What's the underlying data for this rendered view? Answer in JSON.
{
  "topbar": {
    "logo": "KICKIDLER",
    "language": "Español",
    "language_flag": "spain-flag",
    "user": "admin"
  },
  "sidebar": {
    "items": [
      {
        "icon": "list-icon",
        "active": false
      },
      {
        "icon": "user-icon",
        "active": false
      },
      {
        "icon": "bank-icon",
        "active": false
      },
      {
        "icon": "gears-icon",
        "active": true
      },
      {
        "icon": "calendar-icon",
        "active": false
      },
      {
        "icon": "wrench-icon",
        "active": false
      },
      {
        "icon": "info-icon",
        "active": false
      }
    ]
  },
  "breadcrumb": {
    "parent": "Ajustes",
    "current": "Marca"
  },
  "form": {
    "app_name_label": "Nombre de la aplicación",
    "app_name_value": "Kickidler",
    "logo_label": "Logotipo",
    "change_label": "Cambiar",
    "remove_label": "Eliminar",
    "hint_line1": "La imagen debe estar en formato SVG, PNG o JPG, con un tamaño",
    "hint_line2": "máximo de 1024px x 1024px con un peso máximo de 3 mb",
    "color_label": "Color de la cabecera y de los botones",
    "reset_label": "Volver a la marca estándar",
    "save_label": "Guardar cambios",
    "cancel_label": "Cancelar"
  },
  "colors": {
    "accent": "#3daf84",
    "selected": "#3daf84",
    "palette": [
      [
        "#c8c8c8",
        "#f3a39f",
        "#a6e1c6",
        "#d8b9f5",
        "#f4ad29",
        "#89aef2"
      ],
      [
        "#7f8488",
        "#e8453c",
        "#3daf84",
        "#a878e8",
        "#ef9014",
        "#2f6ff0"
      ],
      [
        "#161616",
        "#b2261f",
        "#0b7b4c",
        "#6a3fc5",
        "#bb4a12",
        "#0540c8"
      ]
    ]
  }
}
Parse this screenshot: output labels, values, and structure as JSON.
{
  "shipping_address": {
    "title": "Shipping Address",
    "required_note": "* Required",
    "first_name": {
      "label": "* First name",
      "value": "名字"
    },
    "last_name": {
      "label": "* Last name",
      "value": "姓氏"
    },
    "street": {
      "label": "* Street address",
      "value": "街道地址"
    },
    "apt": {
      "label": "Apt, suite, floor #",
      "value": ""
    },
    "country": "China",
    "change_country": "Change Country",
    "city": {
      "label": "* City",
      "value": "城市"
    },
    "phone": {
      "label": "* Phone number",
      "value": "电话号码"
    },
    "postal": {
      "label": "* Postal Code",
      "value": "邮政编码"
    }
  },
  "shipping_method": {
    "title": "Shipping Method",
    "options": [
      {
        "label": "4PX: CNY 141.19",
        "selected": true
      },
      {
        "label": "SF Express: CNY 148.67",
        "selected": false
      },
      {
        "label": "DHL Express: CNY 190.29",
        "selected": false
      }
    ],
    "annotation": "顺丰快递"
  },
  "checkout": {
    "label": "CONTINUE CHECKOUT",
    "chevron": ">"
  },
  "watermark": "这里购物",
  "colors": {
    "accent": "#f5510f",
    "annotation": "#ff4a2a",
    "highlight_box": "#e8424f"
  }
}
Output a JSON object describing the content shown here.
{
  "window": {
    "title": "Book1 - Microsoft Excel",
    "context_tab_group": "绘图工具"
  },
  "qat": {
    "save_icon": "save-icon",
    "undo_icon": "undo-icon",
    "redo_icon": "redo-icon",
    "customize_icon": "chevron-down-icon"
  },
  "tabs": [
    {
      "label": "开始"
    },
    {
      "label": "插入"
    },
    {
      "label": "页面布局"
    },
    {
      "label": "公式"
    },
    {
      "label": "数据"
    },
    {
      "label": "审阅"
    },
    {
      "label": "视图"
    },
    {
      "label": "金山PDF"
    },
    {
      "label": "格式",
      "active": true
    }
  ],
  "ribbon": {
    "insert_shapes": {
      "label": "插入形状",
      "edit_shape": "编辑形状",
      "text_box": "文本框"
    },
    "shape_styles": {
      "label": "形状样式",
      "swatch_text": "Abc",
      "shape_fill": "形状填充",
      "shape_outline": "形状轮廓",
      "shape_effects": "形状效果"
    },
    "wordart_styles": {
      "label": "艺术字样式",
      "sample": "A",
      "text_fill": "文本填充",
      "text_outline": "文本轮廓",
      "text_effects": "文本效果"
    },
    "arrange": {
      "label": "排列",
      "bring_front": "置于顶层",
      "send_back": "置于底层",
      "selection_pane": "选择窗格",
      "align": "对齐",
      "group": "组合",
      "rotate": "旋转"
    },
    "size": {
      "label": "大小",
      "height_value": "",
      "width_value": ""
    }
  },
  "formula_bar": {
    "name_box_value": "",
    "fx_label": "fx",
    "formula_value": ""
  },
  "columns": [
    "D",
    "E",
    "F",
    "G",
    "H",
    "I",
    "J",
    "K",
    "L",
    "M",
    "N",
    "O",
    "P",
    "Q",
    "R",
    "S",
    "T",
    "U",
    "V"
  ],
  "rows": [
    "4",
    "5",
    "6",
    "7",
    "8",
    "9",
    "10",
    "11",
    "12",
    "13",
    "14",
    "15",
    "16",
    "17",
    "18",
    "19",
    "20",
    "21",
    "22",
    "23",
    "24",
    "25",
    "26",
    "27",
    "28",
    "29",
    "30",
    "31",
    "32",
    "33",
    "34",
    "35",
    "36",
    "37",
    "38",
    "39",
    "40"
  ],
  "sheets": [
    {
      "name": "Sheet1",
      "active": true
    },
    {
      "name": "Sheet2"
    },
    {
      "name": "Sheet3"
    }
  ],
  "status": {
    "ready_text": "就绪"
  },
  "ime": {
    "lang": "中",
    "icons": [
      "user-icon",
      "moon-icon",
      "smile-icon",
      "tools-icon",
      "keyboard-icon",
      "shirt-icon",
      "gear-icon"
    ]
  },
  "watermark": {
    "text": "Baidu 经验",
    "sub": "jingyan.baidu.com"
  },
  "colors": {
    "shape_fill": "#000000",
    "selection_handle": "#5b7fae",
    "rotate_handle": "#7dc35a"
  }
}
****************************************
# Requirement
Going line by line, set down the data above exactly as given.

# Answer to the exercise
What's the underlying data for this rendered view? Answer in JSON.
{
  "topbar": {
    "logo": "KICKIDLER",
    "language": "Español",
    "language_flag": "spain-flag",
    "user": "admin"
  },
  "sidebar": {
    "items": [
      {
        "icon": "list-icon",
        "active": false
      },
      {
        "icon": "user-icon",
        "active": false
      },
      {
        "icon": "bank-icon",
        "active": false
      },
      {
        "icon": "gears-icon",
        "active": true
      },
      {
        "icon": "calendar-icon",
        "active": false
      },
      {
        "icon": "wrench-icon",
        "active": false
      },
      {
        "icon": "info-icon",
        "active": false
      }
    ]
  },
  "breadcrumb": {
    "parent": "Ajustes",
    "current": "Marca"
  },
  "form": {
    "app_name_label": "Nombre de la aplicación",
    "app_name_value": "Kickidler",
    "logo_label": "Logotipo",
    "change_label": "Cambiar",
    "remove_label": "Eliminar",
    "hint_line1": "La imagen debe estar en formato SVG, PNG o JPG, con un tamaño",
    "hint_line2": "máximo de 1024px x 1024px con un peso máximo de 3 mb",
    "color_label": "Color de la cabecera y de los botones",
    "reset_label": "Volver a la marca estándar",
    "save_label": "Guardar cambios",
    "cancel_label": "Cancelar"
  },
  "colors": {
    "accent": "#3daf84",
    "selected": "#3daf84",
    "palette": [
      [
        "#c8c8c8",
        "#f3a39f",
        "#a6e1c6",
        "#d8b9f5",
        "#f4ad29",
        "#89aef2"
      ],
      [
        "#7f8488",
        "#e8453c",
        "#3daf84",
        "#a878e8",
        "#ef9014",
        "#2f6ff0"
      ],
      [
        "#161616",
        "#b2261f",
        "#0b7b4c",
        "#6a3fc5",
        "#bb4a12",
        "#0540c8"
      ]
    ]
  }
}
Parse this screenshot: output labels, values, and structure as JSON.
{
  "shipping_address": {
    "title": "Shipping Address",
    "required_note": "* Required",
    "first_name": {
      "label": "* First name",
      "value": "名字"
    },
    "last_name": {
      "label": "* Last name",
      "value": "姓氏"
    },
    "street": {
      "label": "* Street address",
      "value": "街道地址"
    },
    "apt": {
      "label": "Apt, suite, floor #",
      "value": ""
    },
    "country": "China",
    "change_country": "Change Country",
    "city": {
      "label": "* City",
      "value": "城市"
    },
    "phone": {
      "label": "* Phone number",
      "value": "电话号码"
    },
    "postal": {
      "label": "* Postal Code",
      "value": "邮政编码"
    }
  },
  "shipping_method": {
    "title": "Shipping Method",
    "options": [
      {
        "label": "4PX: CNY 141.19",
        "selected": true
      },
      {
        "label": "SF Express: CNY 148.67",
        "selected": false
      },
      {
        "label": "DHL Express: CNY 190.29",
        "selected": false
      }
    ],
    "annotation": "顺丰快递"
  },
  "checkout": {
    "label": "CONTINUE CHECKOUT",
    "chevron": ">"
  },
  "watermark": "这里购物",
  "colors": {
    "accent": "#f5510f",
    "annotation": "#ff4a2a",
    "highlight_box": "#e8424f"
  }
}
Output a JSON object describing the content shown here.
{
  "window": {
    "title": "Book1 - Microsoft Excel",
    "context_tab_group": "绘图工具"
  },
  "qat": {
    "save_icon": "save-icon",
    "undo_icon": "undo-icon",
    "redo_icon": "redo-icon",
    "customize_icon": "chevron-down-icon"
  },
  "tabs": [
    {
      "label": "开始"
    },
    {
      "label": "插入"
    },
    {
      "label": "页面布局"
    },
    {
      "label": "公式"
    },
    {
      "label": "数据"
    },
    {
      "label": "审阅"
    },
    {
      "label": "视图"
    },
    {
      "label": "金山PDF"
    },
    {
      "label": "格式",
      "active": true
    }
  ],
  "ribbon": {
    "insert_shapes": {
      "label": "插入形状",
      "edit_shape": "编辑形状",
      "text_box": "文本框"
    },
    "shape_styles": {
      "label": "形状样式",
      "swatch_text": "Abc",
      "shape_fill": "形状填充",
      "shape_outline": "形状轮廓",
      "shape_effects": "形状效果"
    },
    "wordart_styles": {
      "label": "艺术字样式",
      "sample": "A",
      "text_fill": "文本填充",
      "text_outline": "文本轮廓",
      "text_effects": "文本效果"
    },
    "arrange": {
      "label": "排列",
      "bring_front": "置于顶层",
      "send_back": "置于底层",
      "selection_pane": "选择窗格",
      "align": "对齐",
      "group": "组合",
      "rotate": "旋转"
    },
    "size": {
      "label": "大小",
      "height_value": "",
      "width_value": ""
    }
  },
  "formula_bar": {
    "name_box_value": "",
    "fx_label": "fx",
    "formula_value": ""
  },
  "columns": [
    "D",
    "E",
    "F",
    "G",
    "H",
    "I",
    "J",
    "K",
    "L",
    "M",
    "N",
    "O",
    "P",
    "Q",
    "R",
    "S",
    "T",
    "U",
    "V"
  ],
  "rows": [
    "4",
    "5",
    "6",
    "7",
    "8",
    "9",
    "10",
    "11",
    "12",
    "13",
    "14",
    "15",
    "16",
    "17",
    "18",
    "19",
    "20",
    "21",
    "22",
    "23",
    "24",
    "25",
    "26",
    "27",
    "28",
    "29",
    "30",
    "31",
    "32",
    "33",
    "34",
    "35",
    "36",
    "37",
    "38",
    "39",
    "40"
  ],
  "sheets": [
    {
      "name": "Sheet1",
      "active": true
    },
    {
      "name": "Sheet2"
    },
    {
      "name": "Sheet3"
    }
  ],
  "status": {
    "ready_text": "就绪"
  },
  "ime": {
    "lang": "中",
    "icons": [
      "user-icon",
      "moon-icon",
      "smile-icon",
      "tools-icon",
      "keyboard-icon",
      "shirt-icon",
      "gear-icon"
    ]
  },
  "watermark": {
    "text": "Baidu 经验",
    "sub": "jingyan.baidu.com"
  },
  "colors": {
    "shape_fill": "#000000",
    "selection_handle": "#5b7fae",
    "rotate_handle": "#7dc35a"
  }
}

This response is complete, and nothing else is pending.